> _PROBLEM TO WORK ON_
A complete response lists each line of the data below that includes the word "checked".

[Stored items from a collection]
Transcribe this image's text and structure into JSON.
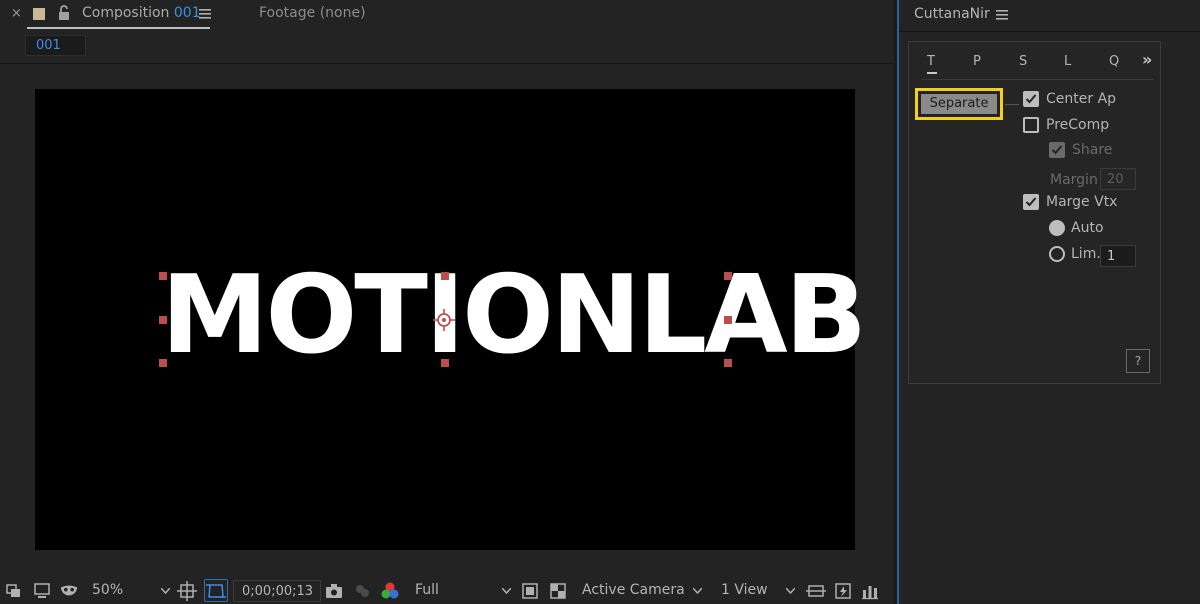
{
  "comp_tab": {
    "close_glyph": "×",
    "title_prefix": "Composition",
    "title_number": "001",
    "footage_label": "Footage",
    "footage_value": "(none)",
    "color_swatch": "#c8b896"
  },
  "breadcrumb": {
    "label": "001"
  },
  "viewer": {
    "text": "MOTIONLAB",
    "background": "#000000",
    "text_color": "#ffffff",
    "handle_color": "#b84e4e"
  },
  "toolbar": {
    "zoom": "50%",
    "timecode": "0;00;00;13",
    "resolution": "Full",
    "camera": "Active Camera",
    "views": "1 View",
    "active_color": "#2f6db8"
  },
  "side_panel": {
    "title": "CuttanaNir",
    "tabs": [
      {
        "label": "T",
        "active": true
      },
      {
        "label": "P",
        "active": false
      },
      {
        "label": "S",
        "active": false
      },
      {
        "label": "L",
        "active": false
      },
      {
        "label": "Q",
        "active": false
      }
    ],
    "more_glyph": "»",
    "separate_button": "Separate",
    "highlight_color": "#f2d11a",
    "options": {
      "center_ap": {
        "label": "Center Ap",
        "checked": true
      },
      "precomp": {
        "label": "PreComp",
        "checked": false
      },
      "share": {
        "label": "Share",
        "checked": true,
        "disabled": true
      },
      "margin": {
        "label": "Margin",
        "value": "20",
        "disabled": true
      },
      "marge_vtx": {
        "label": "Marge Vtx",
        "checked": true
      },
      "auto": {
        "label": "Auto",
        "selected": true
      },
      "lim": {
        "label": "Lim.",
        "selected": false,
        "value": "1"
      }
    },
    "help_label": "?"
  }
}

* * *

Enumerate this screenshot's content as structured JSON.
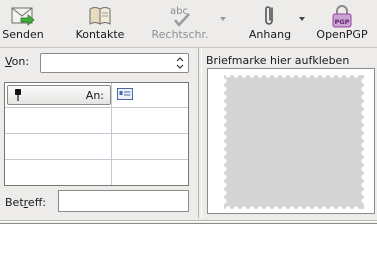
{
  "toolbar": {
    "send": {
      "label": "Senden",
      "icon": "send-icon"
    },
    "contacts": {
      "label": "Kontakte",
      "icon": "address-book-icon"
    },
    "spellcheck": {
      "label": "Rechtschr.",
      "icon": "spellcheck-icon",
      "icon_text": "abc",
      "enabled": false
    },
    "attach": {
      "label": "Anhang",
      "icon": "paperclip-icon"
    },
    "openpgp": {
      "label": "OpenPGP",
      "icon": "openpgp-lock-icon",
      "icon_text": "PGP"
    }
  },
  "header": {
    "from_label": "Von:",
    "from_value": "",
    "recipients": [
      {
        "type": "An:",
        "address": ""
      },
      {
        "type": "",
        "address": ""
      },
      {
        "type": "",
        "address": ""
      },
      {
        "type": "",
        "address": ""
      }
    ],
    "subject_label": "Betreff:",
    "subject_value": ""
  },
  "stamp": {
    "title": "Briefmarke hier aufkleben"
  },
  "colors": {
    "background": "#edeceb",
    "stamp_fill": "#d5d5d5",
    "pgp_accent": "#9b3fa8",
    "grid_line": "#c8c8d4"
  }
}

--

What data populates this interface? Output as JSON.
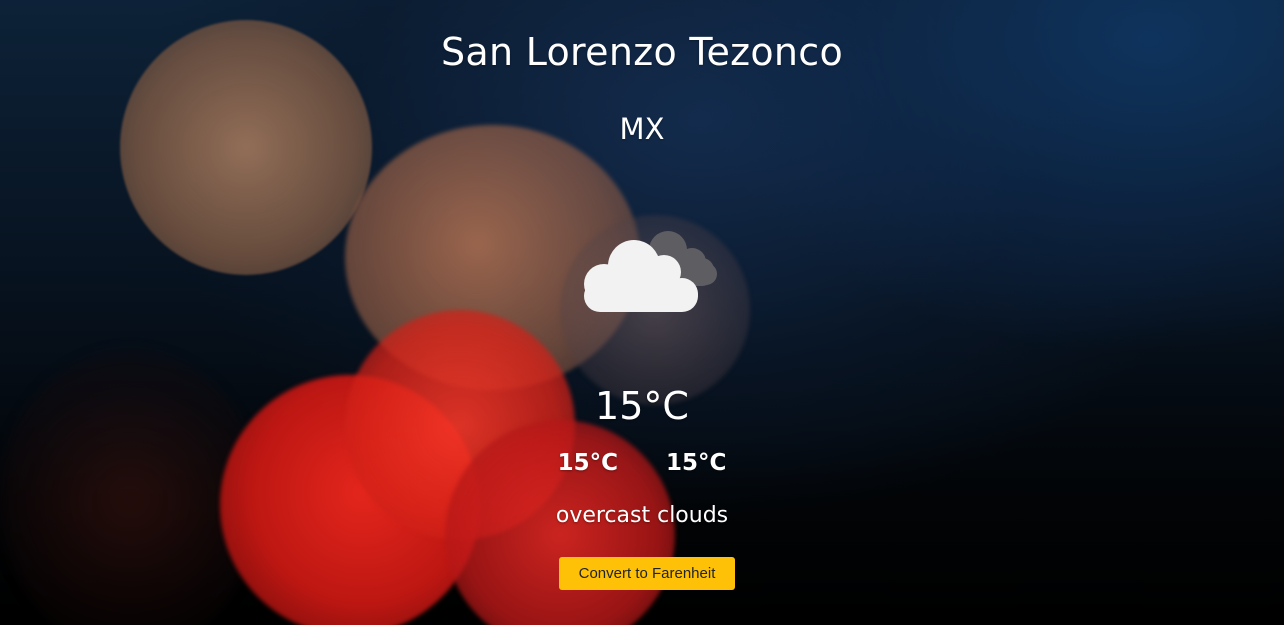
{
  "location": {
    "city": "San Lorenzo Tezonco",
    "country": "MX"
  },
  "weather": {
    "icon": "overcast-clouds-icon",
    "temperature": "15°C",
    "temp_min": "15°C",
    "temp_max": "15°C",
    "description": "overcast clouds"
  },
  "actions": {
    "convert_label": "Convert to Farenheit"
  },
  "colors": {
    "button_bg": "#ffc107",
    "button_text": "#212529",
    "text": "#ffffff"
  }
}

> _PROBLEM SOLUTION_
        "checked": true
        "checked": false
        "checked": true,
        "checked": true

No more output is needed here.